This is the 1997 re-re-re-release, which was unleashed not only to cash in on the premiere of the Special Editions of the original trilogy, but to put the complete score, every note of music recorded for the entire movie, on the record for soundtrack fans.
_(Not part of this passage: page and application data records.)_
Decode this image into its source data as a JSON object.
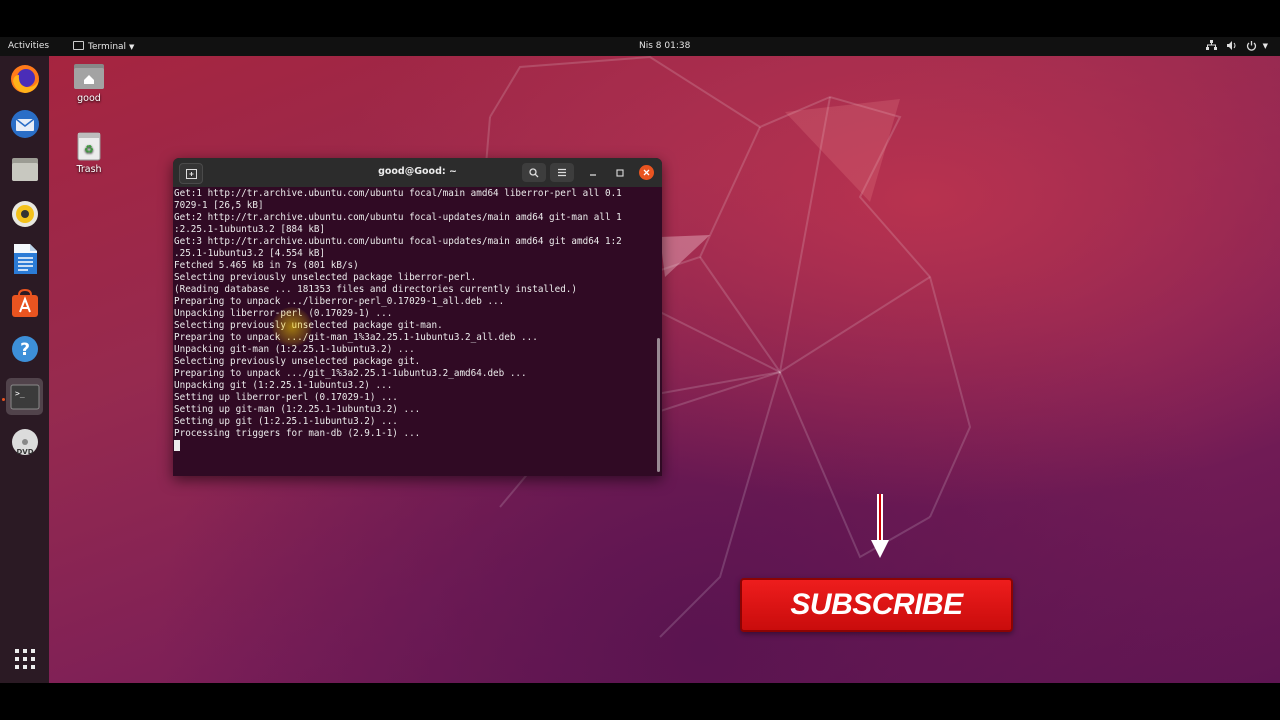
{
  "topbar": {
    "activities": "Activities",
    "app_menu": "Terminal",
    "clock": "Nis 8  01:38"
  },
  "dock": {
    "items": [
      "firefox-icon",
      "thunderbird-icon",
      "files-icon",
      "rhythmbox-icon",
      "libreoffice-writer-icon",
      "software-icon",
      "help-icon",
      "terminal-icon",
      "dvd-icon"
    ],
    "apps_grid": "show-applications-icon"
  },
  "desktop": {
    "home_label": "good",
    "trash_label": "Trash"
  },
  "terminal": {
    "title": "good@Good: ~",
    "lines": [
      "Get:1 http://tr.archive.ubuntu.com/ubuntu focal/main amd64 liberror-perl all 0.1",
      "7029-1 [26,5 kB]",
      "Get:2 http://tr.archive.ubuntu.com/ubuntu focal-updates/main amd64 git-man all 1",
      ":2.25.1-1ubuntu3.2 [884 kB]",
      "Get:3 http://tr.archive.ubuntu.com/ubuntu focal-updates/main amd64 git amd64 1:2",
      ".25.1-1ubuntu3.2 [4.554 kB]",
      "Fetched 5.465 kB in 7s (801 kB/s)",
      "Selecting previously unselected package liberror-perl.",
      "(Reading database ... 181353 files and directories currently installed.)",
      "Preparing to unpack .../liberror-perl_0.17029-1_all.deb ...",
      "Unpacking liberror-perl (0.17029-1) ...",
      "Selecting previously unselected package git-man.",
      "Preparing to unpack .../git-man_1%3a2.25.1-1ubuntu3.2_all.deb ...",
      "Unpacking git-man (1:2.25.1-1ubuntu3.2) ...",
      "Selecting previously unselected package git.",
      "Preparing to unpack .../git_1%3a2.25.1-1ubuntu3.2_amd64.deb ...",
      "Unpacking git (1:2.25.1-1ubuntu3.2) ...",
      "Setting up liberror-perl (0.17029-1) ...",
      "Setting up git-man (1:2.25.1-1ubuntu3.2) ...",
      "Setting up git (1:2.25.1-1ubuntu3.2) ...",
      "Processing triggers for man-db (2.9.1-1) ..."
    ]
  },
  "overlay": {
    "subscribe_label": "SUBSCRIBE"
  },
  "colors": {
    "terminal_bg": "#300a24",
    "accent": "#e95420",
    "subscribe_red": "#e11616"
  }
}
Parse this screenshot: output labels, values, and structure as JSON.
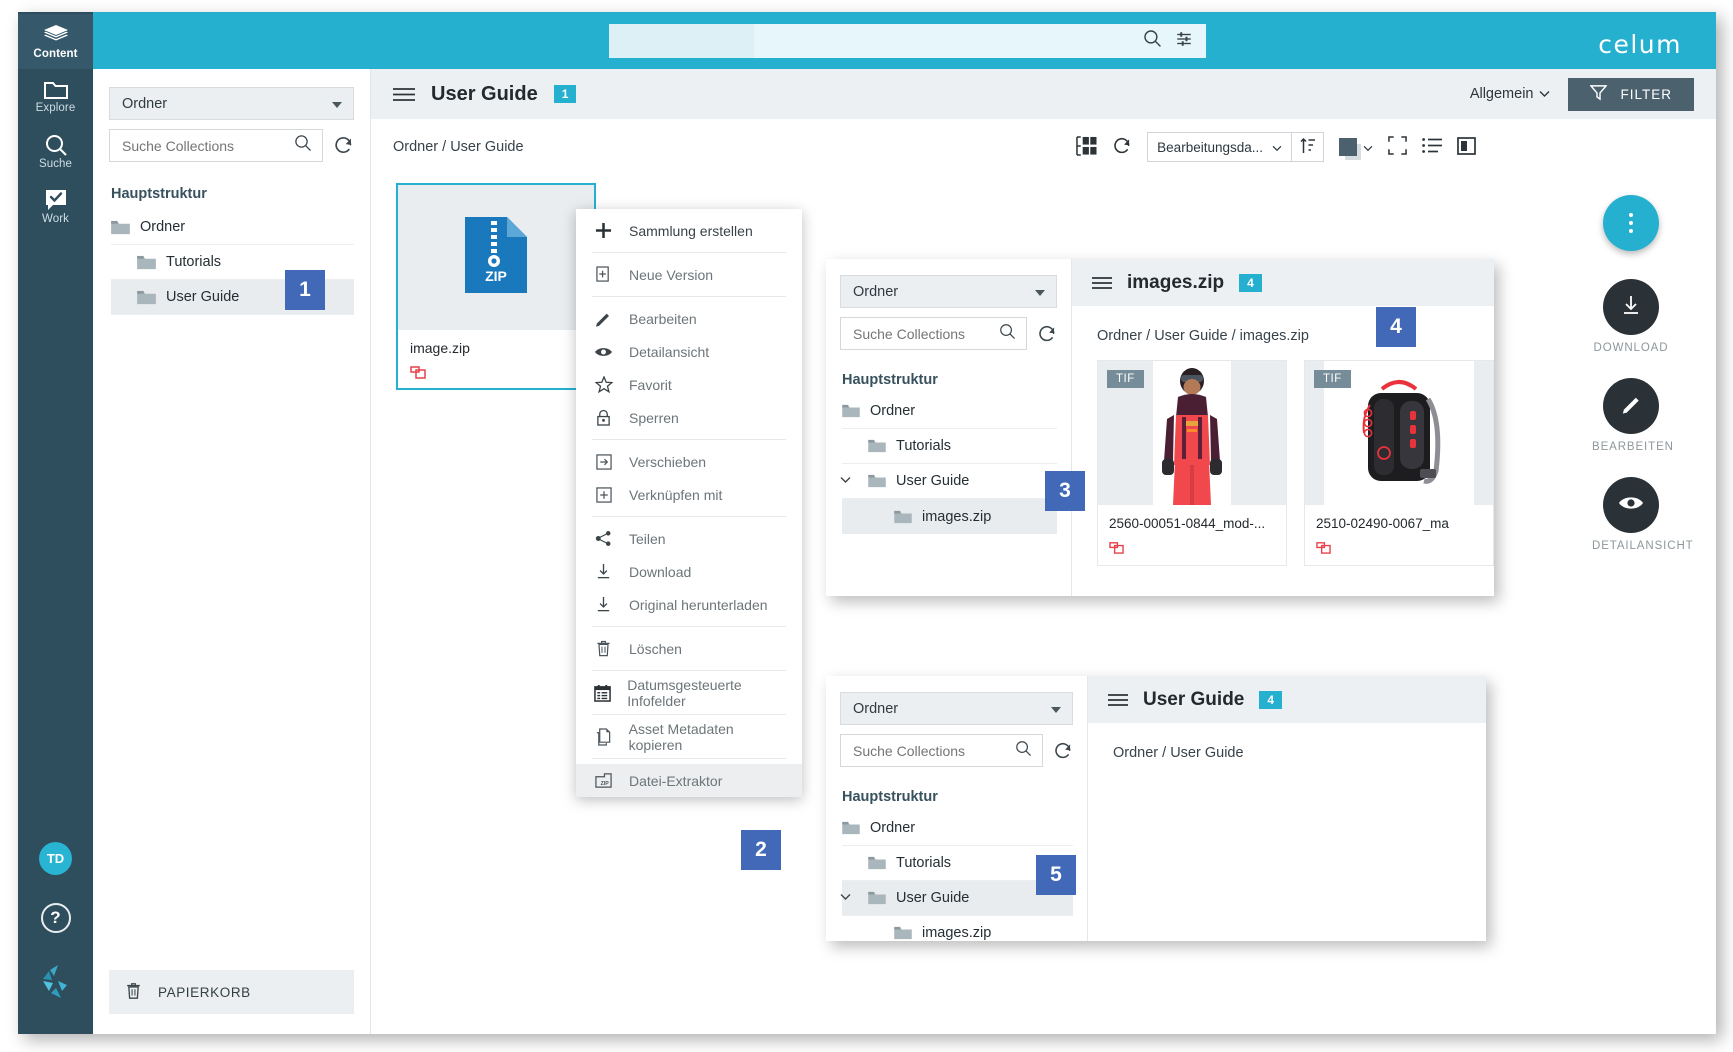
{
  "brand": {
    "logo_text": "celum",
    "accent": "#25b0d0",
    "dark": "#2e4e5e",
    "step_badge_color": "#4268b8"
  },
  "rail": {
    "items": [
      {
        "label": "Content",
        "icon": "layers-icon",
        "active": true
      },
      {
        "label": "Explore",
        "icon": "folder-icon",
        "active": false
      },
      {
        "label": "Suche",
        "icon": "search-icon",
        "active": false
      },
      {
        "label": "Work",
        "icon": "check-bubble-icon",
        "active": false
      }
    ],
    "avatar_initials": "TD",
    "help_label": "?"
  },
  "topbar": {
    "search_placeholder": "",
    "search_value": "",
    "search_icon": "search-icon",
    "filter_sliders_icon": "sliders-icon"
  },
  "sidebar": {
    "scope_select": "Ordner",
    "search_placeholder": "Suche Collections",
    "reload_icon": "refresh-icon",
    "tree_heading": "Hauptstruktur",
    "tree": [
      {
        "label": "Ordner",
        "indent": 1,
        "selected": false,
        "chevron": ""
      },
      {
        "label": "Tutorials",
        "indent": 2,
        "selected": false,
        "chevron": ""
      },
      {
        "label": "User Guide",
        "indent": 2,
        "selected": true,
        "chevron": ""
      }
    ],
    "trash_label": "PAPIERKORB",
    "trash_icon": "trash-icon"
  },
  "main": {
    "burger_icon": "hamburger-icon",
    "title": "User Guide",
    "count": "1",
    "context_label": "Allgemein",
    "filter_label": "FILTER",
    "filter_icon": "funnel-icon",
    "breadcrumb": "Ordner / User Guide",
    "toolbar": {
      "grid_icon": "thumbnail-grid-icon",
      "refresh_icon": "refresh-icon",
      "sort_field": "Bearbeitungsda...",
      "sort_direction_icon": "sort-asc-icon",
      "swatch_icon": "color-swatch-icon",
      "fullscreen_icon": "fullscreen-icon",
      "list-view_icon": "list-view-icon",
      "split-view_icon": "split-view-icon"
    },
    "fabs": [
      {
        "icon": "more-vertical-icon",
        "label": "",
        "style": "cyan"
      },
      {
        "icon": "download-icon",
        "label": "DOWNLOAD",
        "style": "dark"
      },
      {
        "icon": "pencil-icon",
        "label": "BEARBEITEN",
        "style": "dark"
      },
      {
        "icon": "eye-icon",
        "label": "DETAILANSICHT",
        "style": "dark"
      }
    ],
    "asset": {
      "name": "image.zip",
      "type_label": "ZIP",
      "flag_icon": "broken-link-icon"
    }
  },
  "context_menu": {
    "groups": [
      [
        {
          "label": "Sammlung erstellen",
          "icon": "plus-icon"
        }
      ],
      [
        {
          "label": "Neue Version",
          "icon": "file-plus-icon"
        }
      ],
      [
        {
          "label": "Bearbeiten",
          "icon": "pencil-icon"
        },
        {
          "label": "Detailansicht",
          "icon": "eye-icon"
        },
        {
          "label": "Favorit",
          "icon": "star-icon"
        },
        {
          "label": "Sperren",
          "icon": "lock-icon"
        }
      ],
      [
        {
          "label": "Verschieben",
          "icon": "move-arrow-icon"
        },
        {
          "label": "Verknüpfen mit",
          "icon": "link-plus-icon"
        }
      ],
      [
        {
          "label": "Teilen",
          "icon": "share-icon"
        },
        {
          "label": "Download",
          "icon": "download-icon"
        },
        {
          "label": "Original herunterladen",
          "icon": "download-icon"
        }
      ],
      [
        {
          "label": "Löschen",
          "icon": "trash-icon"
        }
      ],
      [
        {
          "label": "Datumsgesteuerte Infofelder",
          "icon": "calendar-icon"
        }
      ],
      [
        {
          "label": "Asset Metadaten kopieren",
          "icon": "copy-file-icon"
        }
      ],
      [
        {
          "label": "Datei-Extraktor",
          "icon": "zip-extract-icon",
          "highlighted": true
        }
      ]
    ]
  },
  "panel_images": {
    "scope_select": "Ordner",
    "search_placeholder": "Suche Collections",
    "reload_icon": "refresh-icon",
    "tree_heading": "Hauptstruktur",
    "tree": [
      {
        "label": "Ordner",
        "indent": 1,
        "selected": false,
        "expanded": null
      },
      {
        "label": "Tutorials",
        "indent": 2,
        "selected": false,
        "expanded": null
      },
      {
        "label": "User Guide",
        "indent": 2,
        "selected": false,
        "expanded": true
      },
      {
        "label": "images.zip",
        "indent": 3,
        "selected": true,
        "expanded": null
      }
    ],
    "title": "images.zip",
    "count": "4",
    "burger_icon": "hamburger-icon",
    "breadcrumb": "Ordner / User Guide / images.zip",
    "assets": [
      {
        "name": "2560-00051-0844_mod-...",
        "type_label": "TIF",
        "flag_icon": "broken-link-icon",
        "thumb": "skier-model"
      },
      {
        "name": "2510-02490-0067_ma",
        "type_label": "TIF",
        "flag_icon": "broken-link-icon",
        "thumb": "backpack"
      }
    ]
  },
  "panel_userguide": {
    "scope_select": "Ordner",
    "search_placeholder": "Suche Collections",
    "reload_icon": "refresh-icon",
    "tree_heading": "Hauptstruktur",
    "tree": [
      {
        "label": "Ordner",
        "indent": 1,
        "selected": false,
        "expanded": null
      },
      {
        "label": "Tutorials",
        "indent": 2,
        "selected": false,
        "expanded": null
      },
      {
        "label": "User Guide",
        "indent": 2,
        "selected": true,
        "expanded": true
      },
      {
        "label": "images.zip",
        "indent": 3,
        "selected": false,
        "expanded": null
      }
    ],
    "title": "User Guide",
    "count": "4",
    "burger_icon": "hamburger-icon",
    "breadcrumb": "Ordner / User Guide"
  },
  "steps": [
    {
      "n": "1"
    },
    {
      "n": "2"
    },
    {
      "n": "3"
    },
    {
      "n": "4"
    },
    {
      "n": "5"
    }
  ]
}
There’s even music that wasn’t heard in the movie:4 out of 4 stars some bonus archival material is included at the end of disc one’s final cut, with several alternate takes of the main theme – but after hearing the umpteenth take on this track, one’s ready to skip to disc two and leave the endless alternate takes to the music students.

    Order this CD in the StoreDisc one:

  1. 20th Century Fox Fanfare (0:23)
  2. Main Title / Rebel Blockade Runner (2:14)
  3. Imperial Attack (6:43)
  4. The Dune Sea of Tatooine / Jawa Sandcrawler (5:01)
  5. The Moisture Farm (2:25)
  6. The Hologram / Binary Sunset (4:10)
  7. Landspeeder Search / Attack Of The Sand People (3:20)
  8. Tales Of A Jedi Knight / Learn The Ways Of The Force (4:29)
  9. Burning Homestead (2:50)
  10. Mos Eisley Spaceport (2:16)
  11. Cantina Band (2:47)
  12. Cantina Band #2 (3:56)
  13. Binary Sunset – alternate version (2:19)
    Star Wars soundtrack - 2004 editionDisc two:

  1. Princess Leia’s Theme (4:27)
  2. The Millennium Falcon / Imperial Cruiser Pursuit (3:51)
  3. Destruction Of Alderaan (1:32)
  4. The Death Star / The Stormtroopers (3:35)
  5. Wookiee Prisoner / Detention Block Ambush (4:10)
  6. Shootout In The Cell / Dianoga (3:48)
  7. The Trash Compactor (3:07)
  8. The Tractor Beam / Chasm Crossfire (5:18)
  9. Ben Kenobi’s Death / TIE Fighter Attack (3:51)
  10. The Battle Of Yavin (9:07)
  11. The Throne Room / End Title (5:38)

Released by: RCA/Victor
Release date: 1997
Disc one total running time: 57:33
Disc two total running time: 48:15